Border & Immigration

During his first year in office, President Trump has taken a strikingly different approach to immigration policy than his predecessors.

"We haven't had an administration that saw immigration primarily as a burden and a threat to the country," said Andrew Selee, president of the Migration Policy Institute in Washington. He thinks most Americans disagree with the White House about that. Still, Selee thinks the administration is "driving the conversation in new ways we hadn't seen under Republicans or Democrats before."

Marten Holdway / / Pixabay Creative Commons

This week on Fronteras:

  • The rich history of tamales.
  • Remembering a Pearl Harbor hero in Waco (12:56).
  • Ballet dancer lives the American dream performing “The Nutcracker” (15:37).

Mallory Falk

This week on Fronteras:

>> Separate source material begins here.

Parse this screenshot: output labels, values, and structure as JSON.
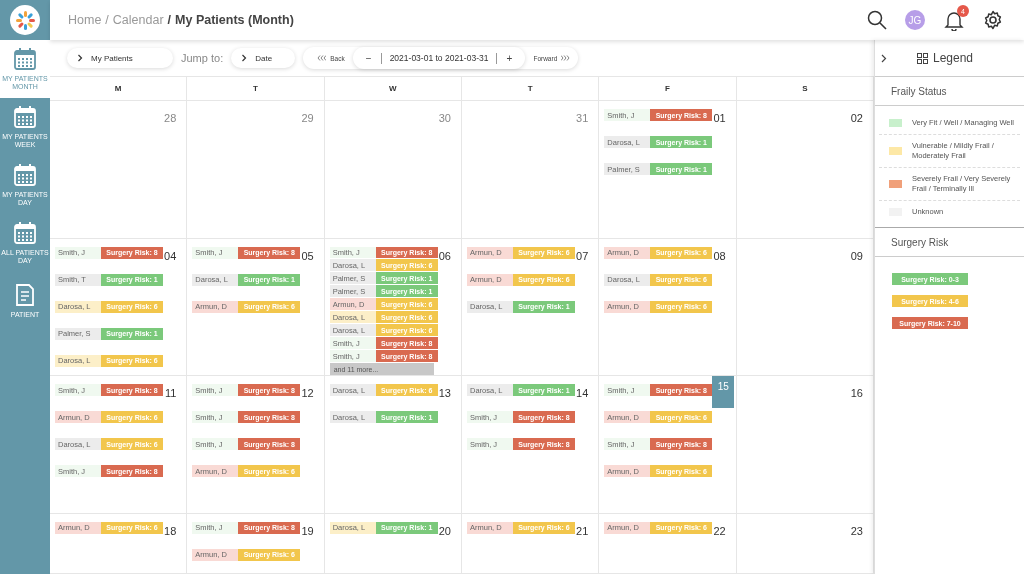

  • Rural West Texans scramble to try to find affordable health care. 
  • Border Patrol finds Guatemalans freezing at border (4:54). 
  • The Los Angeles Times uncovers corruption in Mexico’s housing developments (5:47). 
  • At a border reunion, a 14-year old boy gets an endearing birthday present (15:46).

Erik Anderson

This week on Fronteras:

  • In California, Border Patrol agents are getting sick from sewage spills in the Tijuana River.
  • A language barrier often exists between patients and their doctors  (7.02).
  • A high profile Hispanic throws her hat into the ring for Texas governor (12.57).
  • Mariachi music makes its way out of the cantinas and into the classrooms (17.27).

Arrests of people trying to cross illegally into the U.S. from Mexico plunged to the lowest level since 1971, as fewer people attempted the trek, the Department of Homeland Security announced Tuesday.

Meanwhile, immigration arrests in the interior of the country increased by 25 percent, the data show.

The newly released data provides the most comprehensive look yet at how immigration enforcement is changing under the Trump administration.